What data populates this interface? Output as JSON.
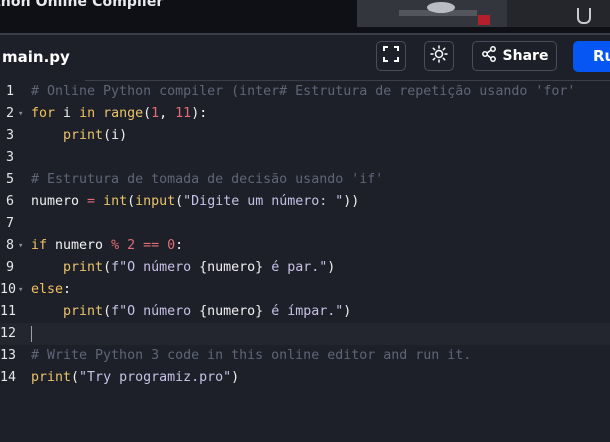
{
  "page": {
    "title": "thon Online Compiler"
  },
  "editor": {
    "file_tab": "main.py",
    "share_label": "Share",
    "run_label": "Run"
  },
  "code_lines": [
    {
      "n": "1",
      "fold": false,
      "tokens": [
        {
          "c": "cm",
          "t": "# Online Python compiler (inter# Estrutura de repetição usando 'for'"
        }
      ]
    },
    {
      "n": "2",
      "fold": true,
      "tokens": [
        {
          "c": "kw",
          "t": "for"
        },
        {
          "c": "",
          "t": " i "
        },
        {
          "c": "kw",
          "t": "in"
        },
        {
          "c": "",
          "t": " "
        },
        {
          "c": "fn",
          "t": "range"
        },
        {
          "c": "",
          "t": "("
        },
        {
          "c": "num",
          "t": "1"
        },
        {
          "c": "",
          "t": ", "
        },
        {
          "c": "num",
          "t": "11"
        },
        {
          "c": "",
          "t": "):"
        }
      ]
    },
    {
      "n": "3",
      "fold": false,
      "tokens": [
        {
          "c": "",
          "t": "    "
        },
        {
          "c": "fn",
          "t": "print"
        },
        {
          "c": "",
          "t": "(i)"
        }
      ]
    },
    {
      "n": "3",
      "fold": false,
      "tokens": []
    },
    {
      "n": "5",
      "fold": false,
      "tokens": [
        {
          "c": "cm",
          "t": "# Estrutura de tomada de decisão usando 'if'"
        }
      ]
    },
    {
      "n": "6",
      "fold": false,
      "tokens": [
        {
          "c": "",
          "t": "numero "
        },
        {
          "c": "op",
          "t": "="
        },
        {
          "c": "",
          "t": " "
        },
        {
          "c": "fn",
          "t": "int"
        },
        {
          "c": "",
          "t": "("
        },
        {
          "c": "fn",
          "t": "input"
        },
        {
          "c": "",
          "t": "("
        },
        {
          "c": "str",
          "t": "\"Digite um número: \""
        },
        {
          "c": "",
          "t": "))"
        }
      ]
    },
    {
      "n": "7",
      "fold": false,
      "tokens": []
    },
    {
      "n": "8",
      "fold": true,
      "tokens": [
        {
          "c": "kw",
          "t": "if"
        },
        {
          "c": "",
          "t": " numero "
        },
        {
          "c": "op",
          "t": "%"
        },
        {
          "c": "",
          "t": " "
        },
        {
          "c": "num",
          "t": "2"
        },
        {
          "c": "",
          "t": " "
        },
        {
          "c": "op",
          "t": "=="
        },
        {
          "c": "",
          "t": " "
        },
        {
          "c": "num",
          "t": "0"
        },
        {
          "c": "",
          "t": ":"
        }
      ]
    },
    {
      "n": "9",
      "fold": false,
      "tokens": [
        {
          "c": "",
          "t": "    "
        },
        {
          "c": "fn",
          "t": "print"
        },
        {
          "c": "",
          "t": "("
        },
        {
          "c": "str",
          "t": "f\"O número "
        },
        {
          "c": "",
          "t": "{numero}"
        },
        {
          "c": "str",
          "t": " é par.\""
        },
        {
          "c": "",
          "t": ")"
        }
      ]
    },
    {
      "n": "10",
      "fold": true,
      "tokens": [
        {
          "c": "kw",
          "t": "else"
        },
        {
          "c": "",
          "t": ":"
        }
      ]
    },
    {
      "n": "11",
      "fold": false,
      "tokens": [
        {
          "c": "",
          "t": "    "
        },
        {
          "c": "fn",
          "t": "print"
        },
        {
          "c": "",
          "t": "("
        },
        {
          "c": "str",
          "t": "f\"O número "
        },
        {
          "c": "",
          "t": "{numero}"
        },
        {
          "c": "str",
          "t": " é ímpar.\""
        },
        {
          "c": "",
          "t": ")"
        }
      ]
    },
    {
      "n": "12",
      "fold": false,
      "active": true,
      "tokens": []
    },
    {
      "n": "13",
      "fold": false,
      "tokens": [
        {
          "c": "cm",
          "t": "# Write Python 3 code in this online editor and run it."
        }
      ]
    },
    {
      "n": "14",
      "fold": false,
      "tokens": [
        {
          "c": "fn",
          "t": "print"
        },
        {
          "c": "",
          "t": "("
        },
        {
          "c": "str",
          "t": "\"Try programiz.pro\""
        },
        {
          "c": "",
          "t": ")"
        }
      ]
    }
  ],
  "icons": {
    "fullscreen": "fullscreen-icon",
    "theme": "sun-icon",
    "share": "share-icon"
  },
  "colors": {
    "background": "#1e2029",
    "run_button": "#0556f3",
    "keyword": "#f0c05c",
    "number": "#e06c75",
    "string": "#c7c0e6",
    "comment": "#5f6477"
  }
}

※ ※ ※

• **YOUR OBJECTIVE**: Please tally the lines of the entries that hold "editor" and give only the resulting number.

• **FINISHED TASK**: 2